14 Reuleaux, A., Richards, H., Payet, T., Villard, P., Waltert, M. and Bunbury, N. (2014b). 'Insights into the feeding ecology of the Seychelles Black Parrot Coracopsis barklyi using two monitoring approaches'. Ostrich 85:245–253.
15 Rist, L., Kaiser-Bunbury C.N., Fleischer-Dogley, F., Edwards, P., Bunbury, N. and Ghazoul, J. (2010). 'Sustainable harvesting of coco de mer, Lodoicea maldivica, in the Vallée de Mai, Seychelles'. Forest Ecology and Management 260:2224–2231.
16 Rocha, S., Perera, A., Silva, A. and Posada, D. (2016). 'Evolutionary history of Trachylepis skinks in the Seychelles islands: introgressive hybridization, morphological evolution and geographic structure'. Biological Journal of the Linnean Society 119:15–36.
17 SIF. (2009). Unpublished report: tourism survey report.
18 Seychelles Island Foundation Annual Report 2008.
19 Seychelles Island Foundation Annual Report 2013
20 Seychelles Island Foundation’s website www.sif.sc.
21 Seychelles Islands Foundation (Ed.) (2001): Vallée de Mai Management Plan: A Management Plan for Vallée de Mai Natural World Heritage Site. 2002-2008.
22 State Party of the Seychelles (2010) Periodic Report Second Cycle Section II: Vallée de Mai Nature Reserve.

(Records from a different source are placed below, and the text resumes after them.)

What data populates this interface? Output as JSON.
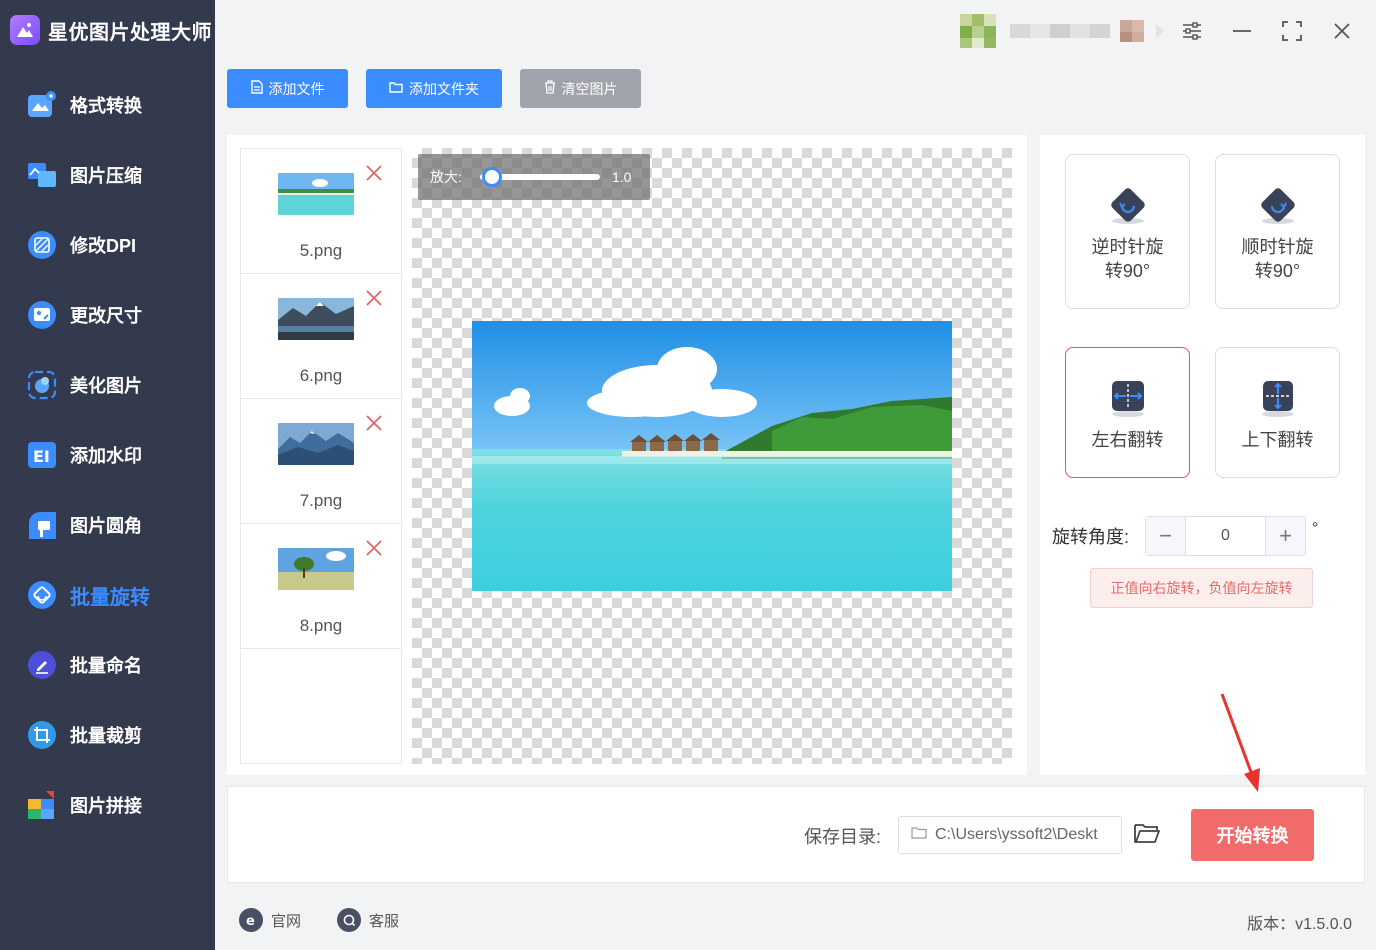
{
  "app": {
    "title": "星优图片处理大师",
    "logo_icon": "image-logo-icon"
  },
  "colors": {
    "accent": "#3b8cff",
    "sidebar_bg": "#333a4d",
    "danger": "#f26b6b",
    "clear_btn": "#a0a3ab"
  },
  "sidebar": {
    "items": [
      {
        "label": "格式转换",
        "icon": "format-convert-icon",
        "active": false
      },
      {
        "label": "图片压缩",
        "icon": "image-compress-icon",
        "active": false
      },
      {
        "label": "修改DPI",
        "icon": "dpi-icon",
        "active": false
      },
      {
        "label": "更改尺寸",
        "icon": "resize-icon",
        "active": false
      },
      {
        "label": "美化图片",
        "icon": "beautify-icon",
        "active": false
      },
      {
        "label": "添加水印",
        "icon": "watermark-icon",
        "active": false
      },
      {
        "label": "图片圆角",
        "icon": "rounded-corner-icon",
        "active": false
      },
      {
        "label": "批量旋转",
        "icon": "batch-rotate-icon",
        "active": true
      },
      {
        "label": "批量命名",
        "icon": "batch-rename-icon",
        "active": false
      },
      {
        "label": "批量裁剪",
        "icon": "batch-crop-icon",
        "active": false
      },
      {
        "label": "图片拼接",
        "icon": "image-stitch-icon",
        "active": false
      }
    ]
  },
  "toolbar": {
    "add_file": "添加文件",
    "add_folder": "添加文件夹",
    "clear_images": "清空图片"
  },
  "files": [
    {
      "name": "5.png"
    },
    {
      "name": "6.png"
    },
    {
      "name": "7.png"
    },
    {
      "name": "8.png"
    }
  ],
  "preview": {
    "zoom_label": "放大:",
    "zoom_value": "1.0"
  },
  "operations": {
    "rotate_ccw_line1": "逆时针旋",
    "rotate_ccw_line2": "转90°",
    "rotate_cw_line1": "顺时针旋",
    "rotate_cw_line2": "转90°",
    "flip_horizontal": "左右翻转",
    "flip_vertical": "上下翻转",
    "selected": "flip_horizontal"
  },
  "rotation": {
    "label": "旋转角度:",
    "value": "0",
    "unit": "°",
    "hint": "正值向右旋转，负值向左旋转"
  },
  "output": {
    "save_label": "保存目录:",
    "save_path": "C:\\Users\\yssoft2\\Deskt",
    "start_button": "开始转换"
  },
  "footer": {
    "website": "官网",
    "support": "客服",
    "version": "版本：v1.5.0.0"
  }
}
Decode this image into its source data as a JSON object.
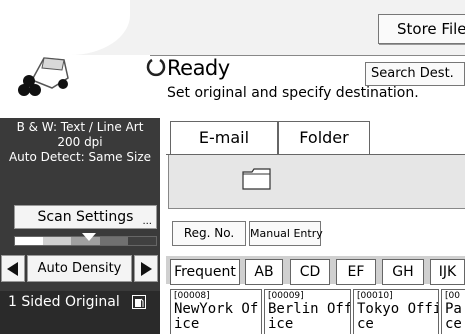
{
  "header": {
    "store_file_label": "Store File",
    "status": "Ready",
    "search_dest_label": "Search Dest.",
    "message": "Set original and specify destination."
  },
  "scan_info": {
    "line1": "B & W: Text / Line Art",
    "line2": "200 dpi",
    "line3": "Auto Detect: Same Size"
  },
  "scan_settings": {
    "label": "Scan Settings"
  },
  "density": {
    "label": "Auto Density"
  },
  "original": {
    "label": "1 Sided Original"
  },
  "tabs": [
    {
      "label": "E-mail",
      "selected": false
    },
    {
      "label": "Folder",
      "selected": true
    }
  ],
  "buttons": {
    "reg_no": "Reg. No.",
    "manual_entry": "Manual Entry"
  },
  "index_tabs": [
    "Frequent",
    "AB",
    "CD",
    "EF",
    "GH",
    "IJK"
  ],
  "destinations": [
    {
      "number": "[00008]",
      "line1": "NewYork Of",
      "line2": "ice"
    },
    {
      "number": "[00009]",
      "line1": "Berlin Off",
      "line2": "ice"
    },
    {
      "number": "[00010]",
      "line1": "Tokyo Offi",
      "line2": "ce"
    },
    {
      "number": "[00",
      "line1": "Pa",
      "line2": "ce"
    }
  ],
  "icons": {
    "logo": "scanner-logo-icon",
    "status": "spinner-icon",
    "folder": "folder-icon",
    "prev": "triangle-left-icon",
    "next": "triangle-right-icon",
    "original": "original-orientation-icon"
  },
  "colors": {
    "panel_dark": "#3a3a3a",
    "panel_darker": "#2a2a2a",
    "destination_area": "#e6e6e6",
    "index_row": "#d0d0d0"
  }
}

Paris, France: UNESCO World Heritage Centre.
23 Taylor, M., Bunbury N., Chong-Seng, L., Doak, N., Kundu, S., Griffiths, R. and Groombridge, J. (2012). 'Evidence for evolutionary distinctiveness of a newly discovered population of sooglossid frogs on Praslin Island, Seychelles'. Conservation Genetics 13:557–566.
24 Vesey-Fitzgerald, D. (1940). 'On the vegetation of Seychelles'. Journal of Ecology 28:465–483.
25 World Heritage Committee (2010) Decision 34 COM 8E. Vallée de Mai Nature Reserve (Seychelles) Statement of Outstanding Universal Value. <http://whc.unesco.org/en/list/261/documents/&gt;.